• Exercise: Would you write out the entries again, exactly as they are, but without images?

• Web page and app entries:
■ ■ ■ ■ ■ ■ ■

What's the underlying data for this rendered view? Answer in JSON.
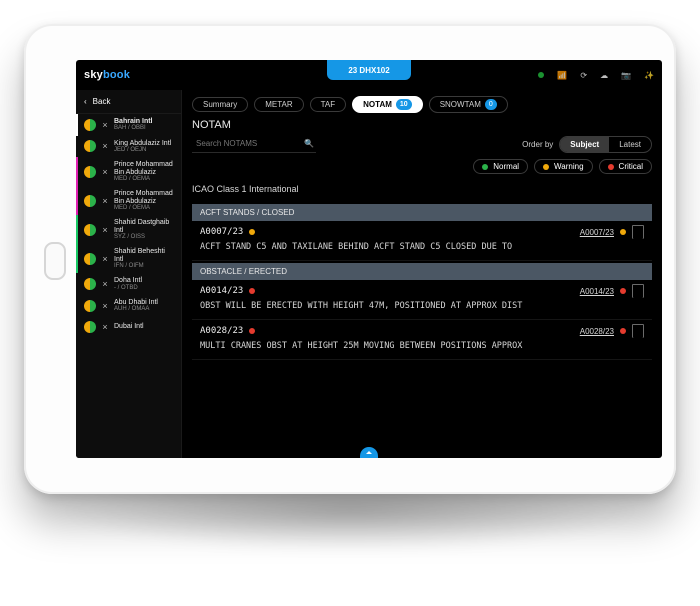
{
  "brand": {
    "pre": "sky",
    "suf": "book"
  },
  "dock": "23 DHX102",
  "back": "Back",
  "tabs": {
    "summary": "Summary",
    "metar": "METAR",
    "taf": "TAF",
    "notam": "NOTAM",
    "notam_badge": "10",
    "snowtam": "SNOWTAM",
    "snowtam_badge": "0"
  },
  "title": "NOTAM",
  "search_placeholder": "Search NOTAMS",
  "order": {
    "label": "Order by",
    "subject": "Subject",
    "latest": "Latest"
  },
  "legend": {
    "normal": "Normal",
    "warning": "Warning",
    "critical": "Critical"
  },
  "class_line": "ICAO Class 1 International",
  "airports": [
    {
      "name": "Bahrain Intl",
      "code": "BAH / OBBI",
      "sel": true,
      "accent": ""
    },
    {
      "name": "King Abdulaziz Intl",
      "code": "JED / OEJN",
      "accent": ""
    },
    {
      "name": "Prince Mohammad Bin Abdulaziz",
      "code": "MED / OEMA",
      "accent": "mag"
    },
    {
      "name": "Prince Mohammad Bin Abdulaziz",
      "code": "MED / OEMA",
      "accent": "mag"
    },
    {
      "name": "Shahid Dastghaib Intl",
      "code": "SYZ / OISS",
      "accent": "grn"
    },
    {
      "name": "Shahid Beheshti Intl",
      "code": "IFN / OIFM",
      "accent": "grn"
    },
    {
      "name": "Doha Intl",
      "code": "- / OTBD",
      "accent": ""
    },
    {
      "name": "Abu Dhabi Intl",
      "code": "AUH / OMAA",
      "accent": ""
    },
    {
      "name": "Dubai Intl",
      "code": "",
      "accent": ""
    }
  ],
  "groups": [
    {
      "header": "ACFT STANDS / CLOSED",
      "items": [
        {
          "id": "A0007/23",
          "sev": "y",
          "text": "ACFT STAND C5 AND TAXILANE BEHIND ACFT STAND C5 CLOSED DUE TO",
          "ref": "A0007/23"
        }
      ]
    },
    {
      "header": "OBSTACLE / ERECTED",
      "items": [
        {
          "id": "A0014/23",
          "sev": "r",
          "text": "OBST WILL BE ERECTED WITH HEIGHT 47M, POSITIONED AT APPROX DIST",
          "ref": "A0014/23"
        },
        {
          "id": "A0028/23",
          "sev": "r",
          "text": "MULTI CRANES OBST AT HEIGHT 25M MOVING BETWEEN POSITIONS APPROX",
          "ref": "A0028/23"
        }
      ]
    }
  ]
}
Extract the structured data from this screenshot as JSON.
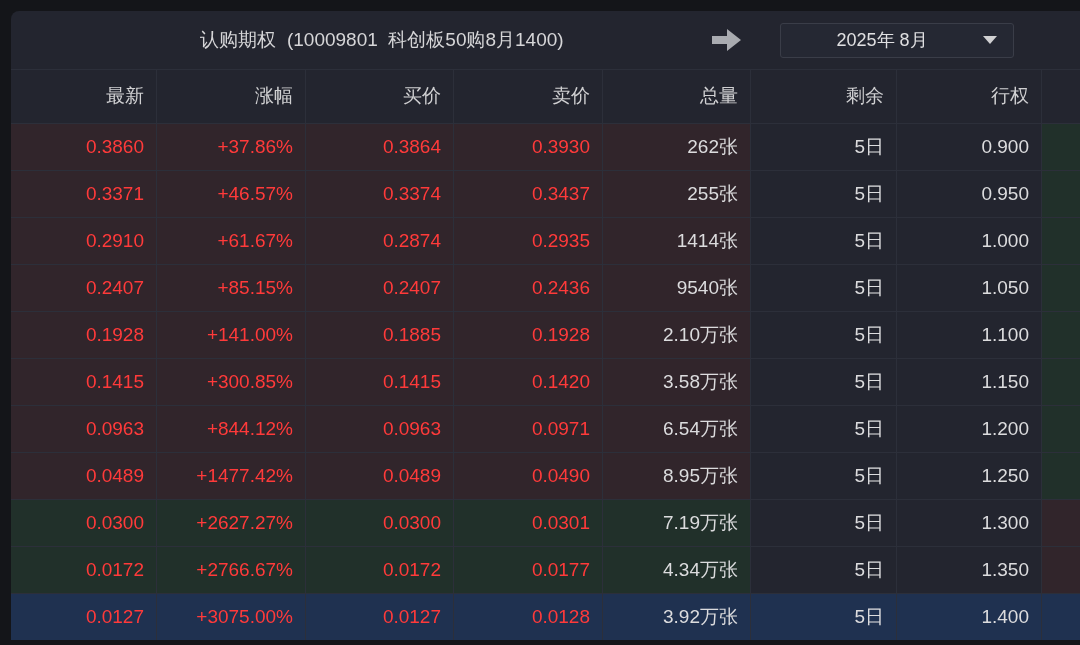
{
  "header": {
    "title": "认购期权  (10009801  科创板50购8月1400)",
    "month_dropdown": "2025年 8月"
  },
  "table": {
    "columns": [
      "最新",
      "涨幅",
      "买价",
      "卖价",
      "总量",
      "剩余",
      "行权"
    ],
    "rows": [
      {
        "cells": [
          "0.3860",
          "+37.86%",
          "0.3864",
          "0.3930",
          "262张",
          "5日",
          "0.900"
        ],
        "kind": "in_the_money",
        "selected": false
      },
      {
        "cells": [
          "0.3371",
          "+46.57%",
          "0.3374",
          "0.3437",
          "255张",
          "5日",
          "0.950"
        ],
        "kind": "in_the_money",
        "selected": false
      },
      {
        "cells": [
          "0.2910",
          "+61.67%",
          "0.2874",
          "0.2935",
          "1414张",
          "5日",
          "1.000"
        ],
        "kind": "in_the_money",
        "selected": false
      },
      {
        "cells": [
          "0.2407",
          "+85.15%",
          "0.2407",
          "0.2436",
          "9540张",
          "5日",
          "1.050"
        ],
        "kind": "in_the_money",
        "selected": false
      },
      {
        "cells": [
          "0.1928",
          "+141.00%",
          "0.1885",
          "0.1928",
          "2.10万张",
          "5日",
          "1.100"
        ],
        "kind": "in_the_money",
        "selected": false
      },
      {
        "cells": [
          "0.1415",
          "+300.85%",
          "0.1415",
          "0.1420",
          "3.58万张",
          "5日",
          "1.150"
        ],
        "kind": "in_the_money",
        "selected": false
      },
      {
        "cells": [
          "0.0963",
          "+844.12%",
          "0.0963",
          "0.0971",
          "6.54万张",
          "5日",
          "1.200"
        ],
        "kind": "in_the_money",
        "selected": false
      },
      {
        "cells": [
          "0.0489",
          "+1477.42%",
          "0.0489",
          "0.0490",
          "8.95万张",
          "5日",
          "1.250"
        ],
        "kind": "in_the_money",
        "selected": false
      },
      {
        "cells": [
          "0.0300",
          "+2627.27%",
          "0.0300",
          "0.0301",
          "7.19万张",
          "5日",
          "1.300"
        ],
        "kind": "out_of_the_money",
        "selected": false
      },
      {
        "cells": [
          "0.0172",
          "+2766.67%",
          "0.0172",
          "0.0177",
          "4.34万张",
          "5日",
          "1.350"
        ],
        "kind": "out_of_the_money",
        "selected": false
      },
      {
        "cells": [
          "0.0127",
          "+3075.00%",
          "0.0127",
          "0.0128",
          "3.92万张",
          "5日",
          "1.400"
        ],
        "kind": "out_of_the_money",
        "selected": true
      }
    ]
  }
}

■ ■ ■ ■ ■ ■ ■

• Solution to this task:
What's the underlying data for this rendered view? Answer in JSON.
{
  "brand": {
    "pre": "sky",
    "suf": "book"
  },
  "dock": "23 DHX102",
  "back": "Back",
  "tabs": {
    "summary": "Summary",
    "metar": "METAR",
    "taf": "TAF",
    "notam": "NOTAM",
    "notam_badge": "10",
    "snowtam": "SNOWTAM",
    "snowtam_badge": "0"
  },
  "title": "NOTAM",
  "search_placeholder": "Search NOTAMS",
  "order": {
    "label": "Order by",
    "subject": "Subject",
    "latest": "Latest"
  },
  "legend": {
    "normal": "Normal",
    "warning": "Warning",
    "critical": "Critical"
  },
  "class_line": "ICAO Class 1 International",
  "airports": [
    {
      "name": "Bahrain Intl",
      "code": "BAH / OBBI",
      "sel": true,
      "accent": ""
    },
    {
      "name": "King Abdulaziz Intl",
      "code": "JED / OEJN",
      "accent": ""
    },
    {
      "name": "Prince Mohammad Bin Abdulaziz",
      "code": "MED / OEMA",
      "accent": "mag"
    },
    {
      "name": "Prince Mohammad Bin Abdulaziz",
      "code": "MED / OEMA",
      "accent": "mag"
    },
    {
      "name": "Shahid Dastghaib Intl",
      "code": "SYZ / OISS",
      "accent": "grn"
    },
    {
      "name": "Shahid Beheshti Intl",
      "code": "IFN / OIFM",
      "accent": "grn"
    },
    {
      "name": "Doha Intl",
      "code": "- / OTBD",
      "accent": ""
    },
    {
      "name": "Abu Dhabi Intl",
      "code": "AUH / OMAA",
      "accent": ""
    },
    {
      "name": "Dubai Intl",
      "code": "",
      "accent": ""
    }
  ],
  "groups": [
    {
      "header": "ACFT STANDS / CLOSED",
      "items": [
        {
          "id": "A0007/23",
          "sev": "y",
          "text": "ACFT STAND C5 AND TAXILANE BEHIND ACFT STAND C5 CLOSED DUE TO",
          "ref": "A0007/23"
        }
      ]
    },
    {
      "header": "OBSTACLE / ERECTED",
      "items": [
        {
          "id": "A0014/23",
          "sev": "r",
          "text": "OBST WILL BE ERECTED WITH HEIGHT 47M, POSITIONED AT APPROX DIST",
          "ref": "A0014/23"
        },
        {
          "id": "A0028/23",
          "sev": "r",
          "text": "MULTI CRANES OBST AT HEIGHT 25M MOVING BETWEEN POSITIONS APPROX",
          "ref": "A0028/23"
        }
      ]
    }
  ]
}
Extract the structured data from this screenshot as JSON.
{
  "header": {
    "title": "认购期权  (10009801  科创板50购8月1400)",
    "month_dropdown": "2025年 8月"
  },
  "table": {
    "columns": [
      "最新",
      "涨幅",
      "买价",
      "卖价",
      "总量",
      "剩余",
      "行权"
    ],
    "rows": [
      {
        "cells": [
          "0.3860",
          "+37.86%",
          "0.3864",
          "0.3930",
          "262张",
          "5日",
          "0.900"
        ],
        "kind": "in_the_money",
        "selected": false
      },
      {
        "cells": [
          "0.3371",
          "+46.57%",
          "0.3374",
          "0.3437",
          "255张",
          "5日",
          "0.950"
        ],
        "kind": "in_the_money",
        "selected": false
      },
      {
        "cells": [
          "0.2910",
          "+61.67%",
          "0.2874",
          "0.2935",
          "1414张",
          "5日",
          "1.000"
        ],
        "kind": "in_the_money",
        "selected": false
      },
      {
        "cells": [
          "0.2407",
          "+85.15%",
          "0.2407",
          "0.2436",
          "9540张",
          "5日",
          "1.050"
        ],
        "kind": "in_the_money",
        "selected": false
      },
      {
        "cells": [
          "0.1928",
          "+141.00%",
          "0.1885",
          "0.1928",
          "2.10万张",
          "5日",
          "1.100"
        ],
        "kind": "in_the_money",
        "selected": false
      },
      {
        "cells": [
          "0.1415",
          "+300.85%",
          "0.1415",
          "0.1420",
          "3.58万张",
          "5日",
          "1.150"
        ],
        "kind": "in_the_money",
        "selected": false
      },
      {
        "cells": [
          "0.0963",
          "+844.12%",
          "0.0963",
          "0.0971",
          "6.54万张",
          "5日",
          "1.200"
        ],
        "kind": "in_the_money",
        "selected": false
      },
      {
        "cells": [
          "0.0489",
          "+1477.42%",
          "0.0489",
          "0.0490",
          "8.95万张",
          "5日",
          "1.250"
        ],
        "kind": "in_the_money",
        "selected": false
      },
      {
        "cells": [
          "0.0300",
          "+2627.27%",
          "0.0300",
          "0.0301",
          "7.19万张",
          "5日",
          "1.300"
        ],
        "kind": "out_of_the_money",
        "selected": false
      },
      {
        "cells": [
          "0.0172",
          "+2766.67%",
          "0.0172",
          "0.0177",
          "4.34万张",
          "5日",
          "1.350"
        ],
        "kind": "out_of_the_money",
        "selected": false
      },
      {
        "cells": [
          "0.0127",
          "+3075.00%",
          "0.0127",
          "0.0128",
          "3.92万张",
          "5日",
          "1.400"
        ],
        "kind": "out_of_the_money",
        "selected": true
      }
    ]
  }
}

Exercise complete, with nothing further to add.